I scored the Santa Cruz-Mares fight 116-112, or eight rounds to four for Santa Cruz. Judge Max DeLuca had it a 114-114 draw, or six rounds for each fighter. That’s only a two-round difference, which isn’t an enormous gap given the number of close rounds. I also would’ve scored it a draw had I given Mares two more of several close rounds. And it should be noted that fights are scored as if there are 12 (in this case) 3-minute fights, each scored independently of the others. The vast majority of rounds are 10-9, whether they’re one-sided or very close. There is no differentiation. Judges don’t have the luxury of standing back and reviewing the fight as a whole after the fact. If they did, they might score fights differently. So I don’t want to be overly critical of DeLuca, who I presume gave more close rounds to Mares than I and most others did. That said, I think reasonably knowledgeable fans will have a difficult time accepting his score. Santa Cruz clearly did better work. The punch stats – Santa Cruz outlanded Mares 373-227 in overall punches – bear that out. Maybe it’s more a flaw in the scoring system than anything DeLuca, a fine judge, did wrong.

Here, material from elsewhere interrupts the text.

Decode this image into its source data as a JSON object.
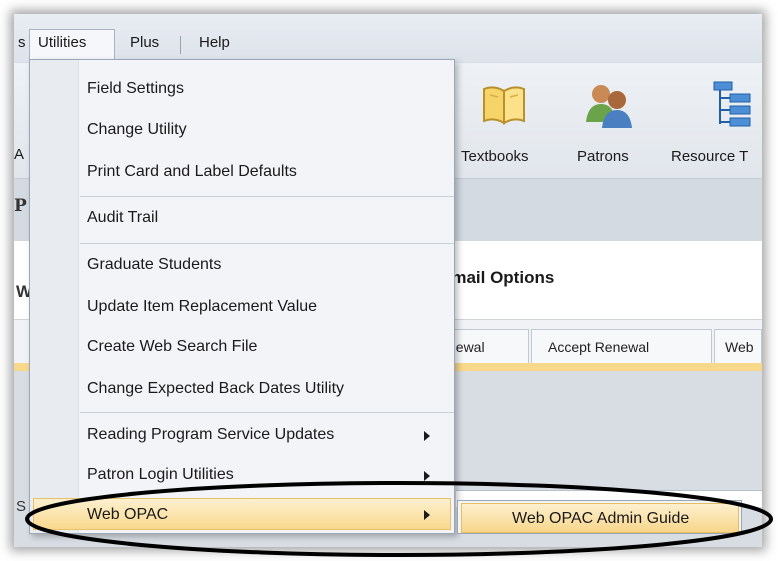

Rematch? I’m not sure Mares did enough to earn a second fight with Santa Cruz, although I’d definitely want to see it if it happens. I suspect Santa Cruz’s handlers will want to him to build on his momentum and take the next step in his career. One argument in favor of a rematch was the reaction of the fans in the arena. I could see Santa Cruz-Mares as a compelling and marketable series even if the first fight wasn’t as close as some expected. ÔǪ The All-Mexican Julio Cesar CejaHugo Ruiz matchup, on the Santa Cruz-Mares card, had action written all over it as the fighters had a combined 57 knockouts in 64 victories going into the fight. They didn’t disappoint. Ruiz (35-3, 31 KOs) put Ceja down with a left hook late in the third round but Ceja survived. Ceja (30-1, 27 KOs) did exactly the same to Ruiz in the fifth and then followed with a hellacious barrage that ended the fight. Ruiz was leading on all three cards after four rounds. Heck of a fight. ÔǪ The popular Alfredo Angulo (24-5, 20 KOs) brutally stopped Hector Munoz (23-16-1, 15) in the fifth round on the Santa Cruz-Mares card, which isn’t saying much. Munoz was tough and willing but also 5-14 in his previous 19 fights. ÔǪ Heavyweight prospect Trevor Bryan (16-0, 11 KOs) defeated veteran Derric Rossy (30-10, 14 KOs) on Friday in Las Vegas. It was a good learning experience for Bryan and a pretty good performance, particularly in terms of his ability to withstand a lot of pressure from Rossy, but Bryan didn’t have the look of a top contender. That doesn’t mean the Schenectady, New York, product should be written off but he has work to do. I think he’d agree with that.